▸ **EXERCISE REQUIREMENTS**
Copy out, from the data, each line containing the string "Easy".

BEGIN RECORDS TO USE

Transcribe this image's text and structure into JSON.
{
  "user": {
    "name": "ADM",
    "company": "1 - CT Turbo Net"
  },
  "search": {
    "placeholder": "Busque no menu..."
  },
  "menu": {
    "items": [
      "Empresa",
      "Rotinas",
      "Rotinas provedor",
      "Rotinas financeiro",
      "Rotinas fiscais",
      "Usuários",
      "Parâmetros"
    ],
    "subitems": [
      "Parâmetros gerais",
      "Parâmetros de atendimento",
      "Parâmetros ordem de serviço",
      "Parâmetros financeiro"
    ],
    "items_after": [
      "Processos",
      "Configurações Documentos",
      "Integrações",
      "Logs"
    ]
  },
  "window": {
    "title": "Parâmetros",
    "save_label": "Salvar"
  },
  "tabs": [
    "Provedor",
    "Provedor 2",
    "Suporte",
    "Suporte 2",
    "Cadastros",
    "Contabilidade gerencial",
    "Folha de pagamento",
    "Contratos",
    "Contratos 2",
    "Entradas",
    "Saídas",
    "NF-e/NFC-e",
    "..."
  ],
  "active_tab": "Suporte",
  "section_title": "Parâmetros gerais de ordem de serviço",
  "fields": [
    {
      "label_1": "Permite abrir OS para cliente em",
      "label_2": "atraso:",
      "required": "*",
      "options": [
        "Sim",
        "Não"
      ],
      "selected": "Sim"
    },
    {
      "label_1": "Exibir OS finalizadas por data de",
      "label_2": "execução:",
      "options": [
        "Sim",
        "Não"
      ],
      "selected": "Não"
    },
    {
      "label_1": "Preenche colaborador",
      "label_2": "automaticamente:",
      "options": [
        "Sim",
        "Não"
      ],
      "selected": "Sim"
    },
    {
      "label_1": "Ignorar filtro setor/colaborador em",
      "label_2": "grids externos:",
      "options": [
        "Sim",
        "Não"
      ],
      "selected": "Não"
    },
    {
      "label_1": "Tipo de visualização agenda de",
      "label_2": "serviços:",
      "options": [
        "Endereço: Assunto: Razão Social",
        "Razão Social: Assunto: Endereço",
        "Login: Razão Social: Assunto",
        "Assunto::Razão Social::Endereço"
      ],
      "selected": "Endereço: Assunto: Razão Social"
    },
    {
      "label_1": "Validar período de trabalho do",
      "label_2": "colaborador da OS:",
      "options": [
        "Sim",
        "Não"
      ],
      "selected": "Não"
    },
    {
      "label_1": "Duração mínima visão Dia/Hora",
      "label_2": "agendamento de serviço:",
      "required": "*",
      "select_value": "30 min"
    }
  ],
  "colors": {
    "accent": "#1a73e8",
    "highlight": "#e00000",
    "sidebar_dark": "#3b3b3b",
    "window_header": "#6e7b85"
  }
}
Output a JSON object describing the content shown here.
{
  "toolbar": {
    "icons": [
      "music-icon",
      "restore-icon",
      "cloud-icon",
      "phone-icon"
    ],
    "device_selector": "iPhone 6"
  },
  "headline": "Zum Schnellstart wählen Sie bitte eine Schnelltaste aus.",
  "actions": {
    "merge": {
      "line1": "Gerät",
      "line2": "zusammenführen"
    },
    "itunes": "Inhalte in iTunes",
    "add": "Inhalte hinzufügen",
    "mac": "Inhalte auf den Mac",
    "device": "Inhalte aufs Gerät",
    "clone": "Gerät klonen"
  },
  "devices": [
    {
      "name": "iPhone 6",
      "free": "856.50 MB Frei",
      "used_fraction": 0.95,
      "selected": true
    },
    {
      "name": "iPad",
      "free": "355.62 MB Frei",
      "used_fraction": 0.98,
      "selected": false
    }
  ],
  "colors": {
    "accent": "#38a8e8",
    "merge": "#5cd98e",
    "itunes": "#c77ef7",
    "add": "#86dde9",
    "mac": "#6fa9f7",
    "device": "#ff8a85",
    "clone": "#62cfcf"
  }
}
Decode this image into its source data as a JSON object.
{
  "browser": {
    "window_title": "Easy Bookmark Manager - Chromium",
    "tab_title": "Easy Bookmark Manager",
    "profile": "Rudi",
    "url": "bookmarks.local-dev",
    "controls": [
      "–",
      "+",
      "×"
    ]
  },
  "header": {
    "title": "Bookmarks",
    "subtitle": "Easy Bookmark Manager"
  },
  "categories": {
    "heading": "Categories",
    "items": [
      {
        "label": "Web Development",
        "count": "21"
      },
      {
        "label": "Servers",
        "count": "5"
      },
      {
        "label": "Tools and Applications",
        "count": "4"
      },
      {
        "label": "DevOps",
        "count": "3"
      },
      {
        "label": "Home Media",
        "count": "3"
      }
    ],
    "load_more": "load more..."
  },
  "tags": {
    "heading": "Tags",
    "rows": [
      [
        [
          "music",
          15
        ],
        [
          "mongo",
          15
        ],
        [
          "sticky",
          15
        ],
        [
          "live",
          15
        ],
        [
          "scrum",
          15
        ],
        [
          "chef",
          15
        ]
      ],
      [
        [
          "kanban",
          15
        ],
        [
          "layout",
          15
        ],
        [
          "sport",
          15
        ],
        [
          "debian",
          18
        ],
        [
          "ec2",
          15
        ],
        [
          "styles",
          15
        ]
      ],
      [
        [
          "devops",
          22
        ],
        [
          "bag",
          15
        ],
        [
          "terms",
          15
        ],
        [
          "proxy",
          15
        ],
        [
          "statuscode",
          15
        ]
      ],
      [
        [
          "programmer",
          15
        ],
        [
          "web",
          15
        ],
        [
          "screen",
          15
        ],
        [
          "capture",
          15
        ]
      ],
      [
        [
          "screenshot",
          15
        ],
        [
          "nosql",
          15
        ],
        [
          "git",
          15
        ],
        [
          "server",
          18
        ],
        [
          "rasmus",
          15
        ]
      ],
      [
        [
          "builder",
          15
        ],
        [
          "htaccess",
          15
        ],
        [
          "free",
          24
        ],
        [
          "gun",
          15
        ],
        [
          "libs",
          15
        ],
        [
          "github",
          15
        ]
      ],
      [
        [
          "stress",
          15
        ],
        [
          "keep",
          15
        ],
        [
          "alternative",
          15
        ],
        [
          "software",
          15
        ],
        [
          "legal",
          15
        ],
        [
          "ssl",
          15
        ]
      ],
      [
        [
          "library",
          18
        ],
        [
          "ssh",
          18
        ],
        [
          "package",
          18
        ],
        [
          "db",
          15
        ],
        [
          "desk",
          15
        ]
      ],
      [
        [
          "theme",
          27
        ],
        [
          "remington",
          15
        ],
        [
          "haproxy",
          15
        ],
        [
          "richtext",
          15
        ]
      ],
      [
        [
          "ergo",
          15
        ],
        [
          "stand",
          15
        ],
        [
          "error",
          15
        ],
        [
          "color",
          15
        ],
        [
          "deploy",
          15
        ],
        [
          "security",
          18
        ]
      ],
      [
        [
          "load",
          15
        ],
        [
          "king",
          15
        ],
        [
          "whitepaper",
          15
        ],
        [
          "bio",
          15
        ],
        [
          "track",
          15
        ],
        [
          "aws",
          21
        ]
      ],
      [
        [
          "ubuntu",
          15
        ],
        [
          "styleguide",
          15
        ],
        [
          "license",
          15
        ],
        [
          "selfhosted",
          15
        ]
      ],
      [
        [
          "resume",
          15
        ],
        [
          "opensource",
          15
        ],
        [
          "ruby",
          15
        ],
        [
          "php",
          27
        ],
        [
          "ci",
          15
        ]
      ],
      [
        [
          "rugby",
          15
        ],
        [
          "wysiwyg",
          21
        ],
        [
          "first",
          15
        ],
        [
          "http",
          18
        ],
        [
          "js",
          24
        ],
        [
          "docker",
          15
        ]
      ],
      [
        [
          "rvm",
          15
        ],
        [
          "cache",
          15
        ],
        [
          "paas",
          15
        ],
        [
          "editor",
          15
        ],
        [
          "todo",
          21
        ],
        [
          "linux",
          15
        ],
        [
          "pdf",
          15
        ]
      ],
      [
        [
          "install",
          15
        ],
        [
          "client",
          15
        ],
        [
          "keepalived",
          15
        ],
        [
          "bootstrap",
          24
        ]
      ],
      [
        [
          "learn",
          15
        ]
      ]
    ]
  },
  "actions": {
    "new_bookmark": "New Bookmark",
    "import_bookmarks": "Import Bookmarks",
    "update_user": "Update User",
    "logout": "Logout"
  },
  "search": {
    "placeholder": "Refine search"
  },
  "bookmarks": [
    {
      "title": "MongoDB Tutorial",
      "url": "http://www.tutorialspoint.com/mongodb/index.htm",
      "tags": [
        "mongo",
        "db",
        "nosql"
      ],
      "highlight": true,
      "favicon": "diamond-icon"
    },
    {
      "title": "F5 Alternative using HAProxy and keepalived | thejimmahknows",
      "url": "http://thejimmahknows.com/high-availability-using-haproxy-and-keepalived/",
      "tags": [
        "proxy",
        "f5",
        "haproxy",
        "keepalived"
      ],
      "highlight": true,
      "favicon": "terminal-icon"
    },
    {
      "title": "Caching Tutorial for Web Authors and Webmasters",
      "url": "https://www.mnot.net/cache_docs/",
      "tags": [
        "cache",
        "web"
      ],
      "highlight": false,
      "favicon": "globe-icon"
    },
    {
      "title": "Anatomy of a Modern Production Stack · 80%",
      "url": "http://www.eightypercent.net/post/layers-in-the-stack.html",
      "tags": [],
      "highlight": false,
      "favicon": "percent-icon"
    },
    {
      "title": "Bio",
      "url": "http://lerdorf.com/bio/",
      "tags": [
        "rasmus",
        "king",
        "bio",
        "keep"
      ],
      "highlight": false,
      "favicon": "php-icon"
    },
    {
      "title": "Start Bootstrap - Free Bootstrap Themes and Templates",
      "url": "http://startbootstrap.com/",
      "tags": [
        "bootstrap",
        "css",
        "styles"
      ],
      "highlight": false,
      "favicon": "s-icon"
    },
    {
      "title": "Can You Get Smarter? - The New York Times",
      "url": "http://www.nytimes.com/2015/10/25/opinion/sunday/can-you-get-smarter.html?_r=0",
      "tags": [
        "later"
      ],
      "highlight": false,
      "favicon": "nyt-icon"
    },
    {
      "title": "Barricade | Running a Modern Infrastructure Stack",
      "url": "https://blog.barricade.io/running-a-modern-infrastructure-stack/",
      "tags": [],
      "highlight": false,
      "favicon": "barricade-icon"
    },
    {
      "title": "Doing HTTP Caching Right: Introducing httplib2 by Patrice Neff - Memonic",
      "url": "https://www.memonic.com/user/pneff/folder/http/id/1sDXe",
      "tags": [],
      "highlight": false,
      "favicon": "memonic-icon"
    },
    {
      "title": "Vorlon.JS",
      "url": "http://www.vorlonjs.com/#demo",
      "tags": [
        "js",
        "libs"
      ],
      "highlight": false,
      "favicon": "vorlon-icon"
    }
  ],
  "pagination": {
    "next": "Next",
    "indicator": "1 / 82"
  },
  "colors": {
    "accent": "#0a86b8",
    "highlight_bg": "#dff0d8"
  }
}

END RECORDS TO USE

▸ **WRITTEN RESPONSE**
    "window_title": "Easy Bookmark Manager - Chromium",
    "tab_title": "Easy Bookmark Manager",
    "subtitle": "Easy Bookmark Manager"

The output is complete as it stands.